  33. ^ a b c lt:Latviai
  34. ^ [3] Archived 2011-07-18 at the Wayback Machine.
  35. ^ [4][dead link]
  36. ^ Этнический атлас Узбекистана Archived 2014-03-23 at the Wayback Machine. Институт "Открытое общество", 2002 - 451 с. (см.)
  37. ^ "Archived copy" (PDF). Archived from the original (PDF) on 2015-07-22. Retrieved 2014-11-13. 
  38. ^ "Archived copy" (PDF). Archived from the original (PDF) on 2011-05-30. Retrieved 2011-07-24. 
  39. ^ "1. POPULATION BY ETHNICITY – DETAILED CLASSIFICATION, 2011 CENSUS". Croatian Bureau of Statistics. Retrieved 2017-05-12. 
  40. ^ a b "Tieslietu ministrijā iesniegtie reliģisko organizāciju pārskati par darbību 2011. gadā" (in Latvian). Archived from the original on 2012-11-26. Retrieved 2012-07-25. 
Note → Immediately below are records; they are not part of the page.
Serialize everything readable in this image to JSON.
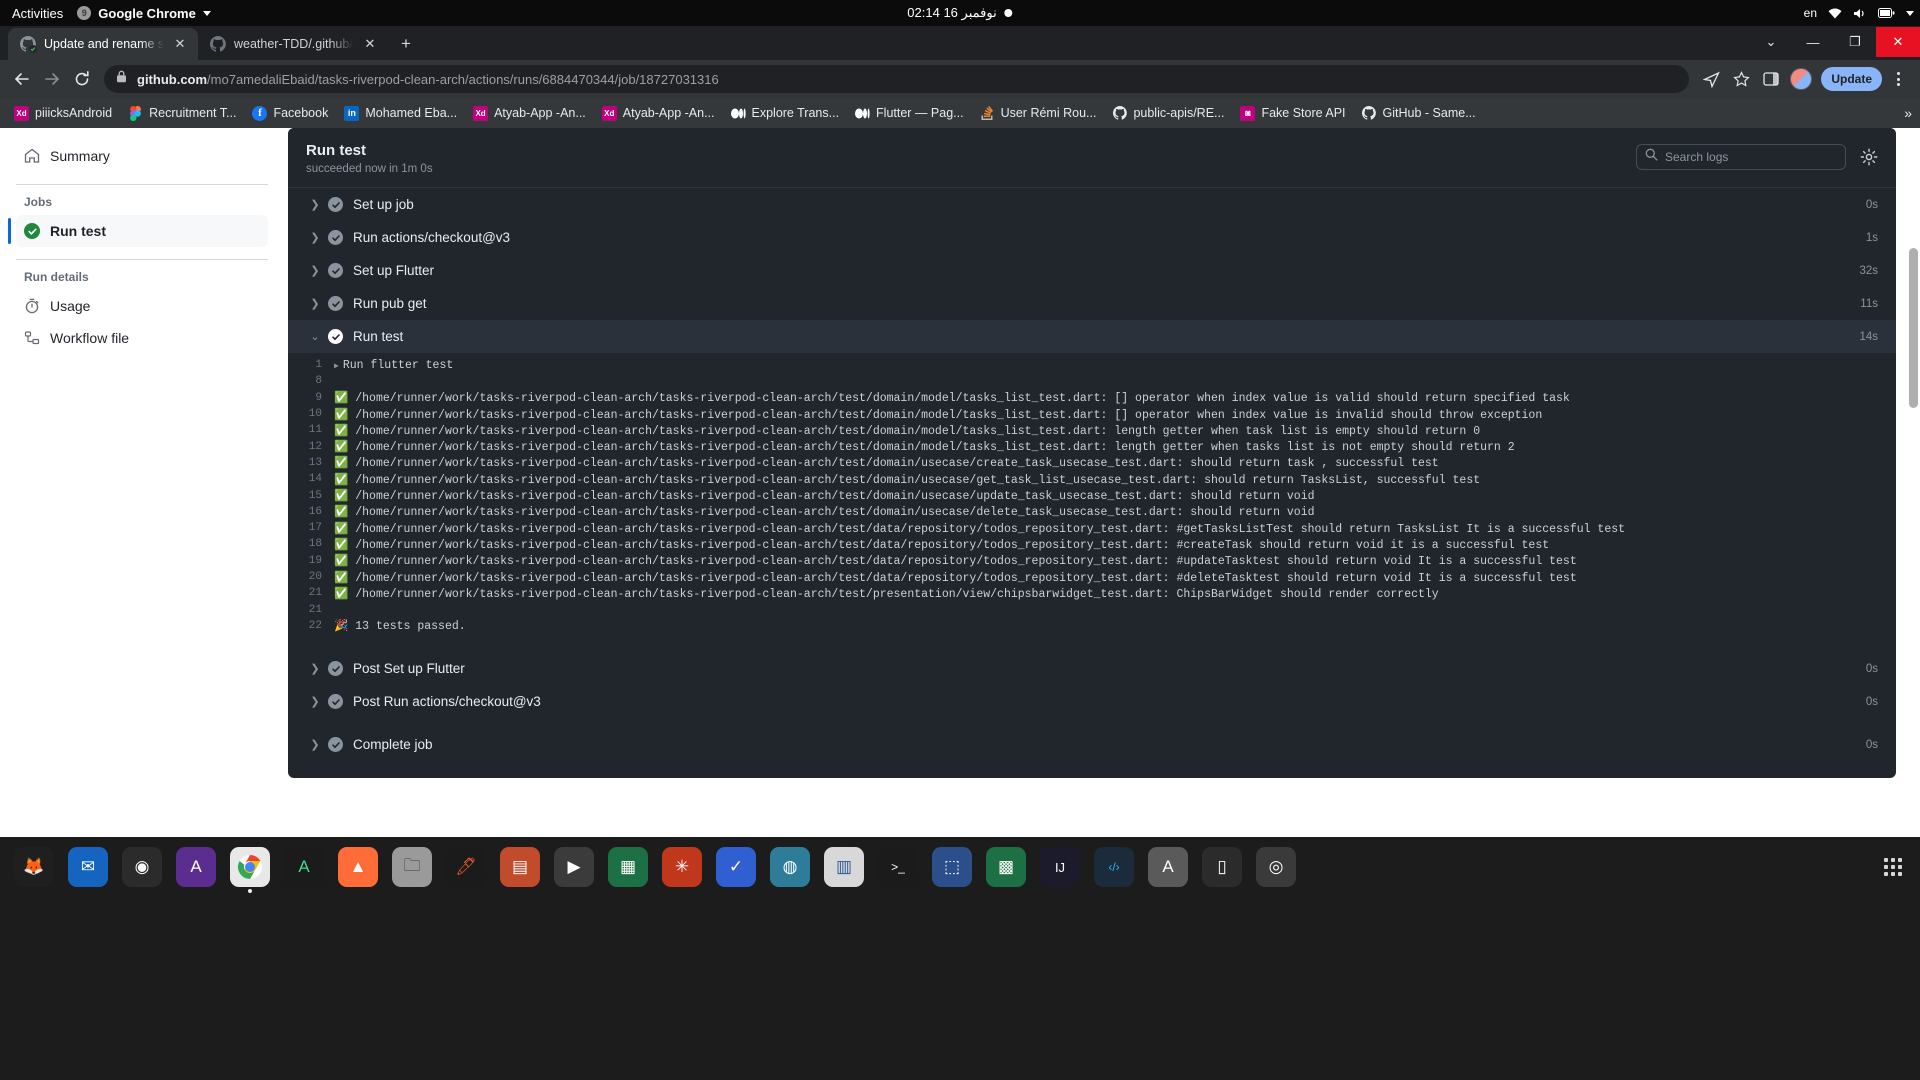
{
  "os_bar": {
    "activities": "Activities",
    "app_name": "Google Chrome",
    "clock": "02:14 نوفمبر 16",
    "keyboard_layout": "en"
  },
  "browser": {
    "tabs": [
      {
        "title": "Update and rename static",
        "favicon": "github-icon",
        "active": true
      },
      {
        "title": "weather-TDD/.github/wo",
        "favicon": "github-icon",
        "active": false
      }
    ],
    "new_tab_label": "+",
    "url_domain": "github.com",
    "url_path": "/mo7amedaliEbaid/tasks-riverpod-clean-arch/actions/runs/6884470344/job/18727031316",
    "update_button": "Update",
    "bookmarks": [
      {
        "label": "piiicksAndroid",
        "icon": "xd-icon",
        "color": "#c1007f",
        "glyph": "Xd"
      },
      {
        "label": "Recruitment T...",
        "icon": "figma-icon",
        "color": "transparent",
        "glyph": ""
      },
      {
        "label": "Facebook",
        "icon": "facebook-icon",
        "color": "#1877f2",
        "glyph": "f"
      },
      {
        "label": "Mohamed Eba...",
        "icon": "linkedin-icon",
        "color": "#0a66c2",
        "glyph": "in"
      },
      {
        "label": "Atyab-App -An...",
        "icon": "xd-icon",
        "color": "#c1007f",
        "glyph": "Xd"
      },
      {
        "label": "Atyab-App -An...",
        "icon": "xd-icon",
        "color": "#c1007f",
        "glyph": "Xd"
      },
      {
        "label": "Explore Trans...",
        "icon": "medium-icon",
        "color": "#000000",
        "glyph": ""
      },
      {
        "label": "Flutter — Pag...",
        "icon": "medium-icon",
        "color": "#000000",
        "glyph": ""
      },
      {
        "label": "User Rémi Rou...",
        "icon": "stackoverflow-icon",
        "color": "transparent",
        "glyph": ""
      },
      {
        "label": "public-apis/RE...",
        "icon": "github-icon",
        "color": "transparent",
        "glyph": ""
      },
      {
        "label": "Fake Store API",
        "icon": "fakestore-icon",
        "color": "#c1007f",
        "glyph": "◙"
      },
      {
        "label": "GitHub - Same...",
        "icon": "github-icon",
        "color": "transparent",
        "glyph": ""
      }
    ],
    "bookmarks_overflow": "»"
  },
  "sidebar": {
    "summary": {
      "label": "Summary",
      "icon": "home-icon"
    },
    "jobs_heading": "Jobs",
    "jobs": [
      {
        "label": "Run test",
        "status": "success",
        "selected": true
      }
    ],
    "run_details_heading": "Run details",
    "run_details": [
      {
        "label": "Usage",
        "icon": "stopwatch-icon"
      },
      {
        "label": "Workflow file",
        "icon": "workflow-icon"
      }
    ]
  },
  "log_panel": {
    "title": "Run test",
    "subtitle": "succeeded now in 1m 0s",
    "search_placeholder": "Search logs",
    "search_value": "",
    "gear_label": "gear-icon",
    "steps": [
      {
        "name": "Set up job",
        "time": "0s",
        "expanded": false
      },
      {
        "name": "Run actions/checkout@v3",
        "time": "1s",
        "expanded": false
      },
      {
        "name": "Set up Flutter",
        "time": "32s",
        "expanded": false
      },
      {
        "name": "Run pub get",
        "time": "11s",
        "expanded": false
      },
      {
        "name": "Run test",
        "time": "14s",
        "expanded": true
      },
      {
        "name": "Post Set up Flutter",
        "time": "0s",
        "expanded": false
      },
      {
        "name": "Post Run actions/checkout@v3",
        "time": "0s",
        "expanded": false
      },
      {
        "name": "Complete job",
        "time": "0s",
        "expanded": false
      }
    ],
    "log_lines": [
      {
        "n": "1",
        "kind": "group",
        "text": "Run flutter test"
      },
      {
        "n": "8",
        "kind": "blank",
        "text": ""
      },
      {
        "n": "9",
        "kind": "pass",
        "text": "/home/runner/work/tasks-riverpod-clean-arch/tasks-riverpod-clean-arch/test/domain/model/tasks_list_test.dart: [] operator when index value is valid should return specified task"
      },
      {
        "n": "10",
        "kind": "pass",
        "text": "/home/runner/work/tasks-riverpod-clean-arch/tasks-riverpod-clean-arch/test/domain/model/tasks_list_test.dart: [] operator when index value is invalid should throw exception"
      },
      {
        "n": "11",
        "kind": "pass",
        "text": "/home/runner/work/tasks-riverpod-clean-arch/tasks-riverpod-clean-arch/test/domain/model/tasks_list_test.dart: length getter when task list is empty should return 0"
      },
      {
        "n": "12",
        "kind": "pass",
        "text": "/home/runner/work/tasks-riverpod-clean-arch/tasks-riverpod-clean-arch/test/domain/model/tasks_list_test.dart: length getter when tasks list is not empty should return 2"
      },
      {
        "n": "13",
        "kind": "pass",
        "text": "/home/runner/work/tasks-riverpod-clean-arch/tasks-riverpod-clean-arch/test/domain/usecase/create_task_usecase_test.dart: should return task , successful test"
      },
      {
        "n": "14",
        "kind": "pass",
        "text": "/home/runner/work/tasks-riverpod-clean-arch/tasks-riverpod-clean-arch/test/domain/usecase/get_task_list_usecase_test.dart: should return TasksList, successful test"
      },
      {
        "n": "15",
        "kind": "pass",
        "text": "/home/runner/work/tasks-riverpod-clean-arch/tasks-riverpod-clean-arch/test/domain/usecase/update_task_usecase_test.dart: should return void"
      },
      {
        "n": "16",
        "kind": "pass",
        "text": "/home/runner/work/tasks-riverpod-clean-arch/tasks-riverpod-clean-arch/test/domain/usecase/delete_task_usecase_test.dart: should return void"
      },
      {
        "n": "17",
        "kind": "pass",
        "text": "/home/runner/work/tasks-riverpod-clean-arch/tasks-riverpod-clean-arch/test/data/repository/todos_repository_test.dart: #getTasksListTest should return TasksList It is a successful test"
      },
      {
        "n": "18",
        "kind": "pass",
        "text": "/home/runner/work/tasks-riverpod-clean-arch/tasks-riverpod-clean-arch/test/data/repository/todos_repository_test.dart: #createTask should return void it is a successful test"
      },
      {
        "n": "19",
        "kind": "pass",
        "text": "/home/runner/work/tasks-riverpod-clean-arch/tasks-riverpod-clean-arch/test/data/repository/todos_repository_test.dart: #updateTasktest should return void It is a successful test"
      },
      {
        "n": "20",
        "kind": "pass",
        "text": "/home/runner/work/tasks-riverpod-clean-arch/tasks-riverpod-clean-arch/test/data/repository/todos_repository_test.dart: #deleteTasktest should return void It is a successful test"
      },
      {
        "n": "21",
        "kind": "pass",
        "text": "/home/runner/work/tasks-riverpod-clean-arch/tasks-riverpod-clean-arch/test/presentation/view/chipsbarwidget_test.dart: ChipsBarWidget should render correctly"
      },
      {
        "n": "21",
        "kind": "blank",
        "text": ""
      },
      {
        "n": "22",
        "kind": "celebrate",
        "text": "13 tests passed."
      }
    ]
  },
  "dock": {
    "items": [
      {
        "name": "firefox",
        "glyph": "🦊",
        "color": "#1f1f1f",
        "running": false
      },
      {
        "name": "thunderbird",
        "glyph": "✉",
        "color": "#1565c0",
        "running": false
      },
      {
        "name": "rhythmbox",
        "glyph": "◉",
        "color": "#2b2b2b",
        "running": false
      },
      {
        "name": "ubuntu-software",
        "glyph": "A",
        "color": "#5c2d91",
        "running": false
      },
      {
        "name": "google-chrome",
        "glyph": "",
        "color": "#e8e8e8",
        "running": true
      },
      {
        "name": "android-studio",
        "glyph": "A",
        "color": "#1b1b1b",
        "running": false
      },
      {
        "name": "postman",
        "glyph": "▲",
        "color": "#ff6c37",
        "running": false
      },
      {
        "name": "files",
        "glyph": "🗀",
        "color": "#9a9a9a",
        "running": false
      },
      {
        "name": "gitkraken",
        "glyph": "🖊",
        "color": "#1b1b1b",
        "running": false
      },
      {
        "name": "slides",
        "glyph": "▤",
        "color": "#c24b2b",
        "running": false
      },
      {
        "name": "video-player",
        "glyph": "▶",
        "color": "#3b3b3b",
        "running": false
      },
      {
        "name": "excel",
        "glyph": "▦",
        "color": "#1d7044",
        "running": false
      },
      {
        "name": "settings",
        "glyph": "✳",
        "color": "#c1371c",
        "running": false
      },
      {
        "name": "todo",
        "glyph": "✓",
        "color": "#2f5fd0",
        "running": false
      },
      {
        "name": "browser-alt",
        "glyph": "◍",
        "color": "#2d7d9a",
        "running": false
      },
      {
        "name": "libreoffice-writer",
        "glyph": "▥",
        "color": "#d8d8d8",
        "running": false
      },
      {
        "name": "terminal",
        "glyph": ">_",
        "color": "#1b1b1b",
        "running": false
      },
      {
        "name": "screenshot",
        "glyph": "⬚",
        "color": "#2b4f8a",
        "running": false
      },
      {
        "name": "calc",
        "glyph": "▩",
        "color": "#1d7044",
        "running": false
      },
      {
        "name": "intellij",
        "glyph": "IJ",
        "color": "#1b1b2b",
        "running": false
      },
      {
        "name": "vscode",
        "glyph": "‹/›",
        "color": "#1b2b3b",
        "running": false
      },
      {
        "name": "appimage",
        "glyph": "A",
        "color": "#5a5a5a",
        "running": false
      },
      {
        "name": "device",
        "glyph": "▯",
        "color": "#2b2b2b",
        "running": false
      },
      {
        "name": "disc",
        "glyph": "◎",
        "color": "#3a3a3a",
        "running": false
      }
    ],
    "show_apps": "show-applications-icon"
  }
}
  41. ^ "Lett - definition of Lett in English - Oxford Dictionaries". Oxford Dictionaries - English. Retrieved 2 August 2017. 
  42. ^ "Definition of LETT". Retrieved 2 August 2017. 
  43. ^ "Archived copy" (PDF). Archived from the original (PDF) on 2009-02-25. Retrieved 2010-05-20.  Kasperaviciute et al. 2004 (link broken)
  44. ^ Pamjav H; Nemeth E; Feher T; Volgyi A. "Genetic journey of the N1c haplogroup" (PDF). Archived from the original (PDF) on 2012-10-30. Retrieved 2017-08-02. 
  45. ^ Nelis; et al. ""Genetic Structure of Europeans: A View from the North–East"". Retrieved 2017-08-02.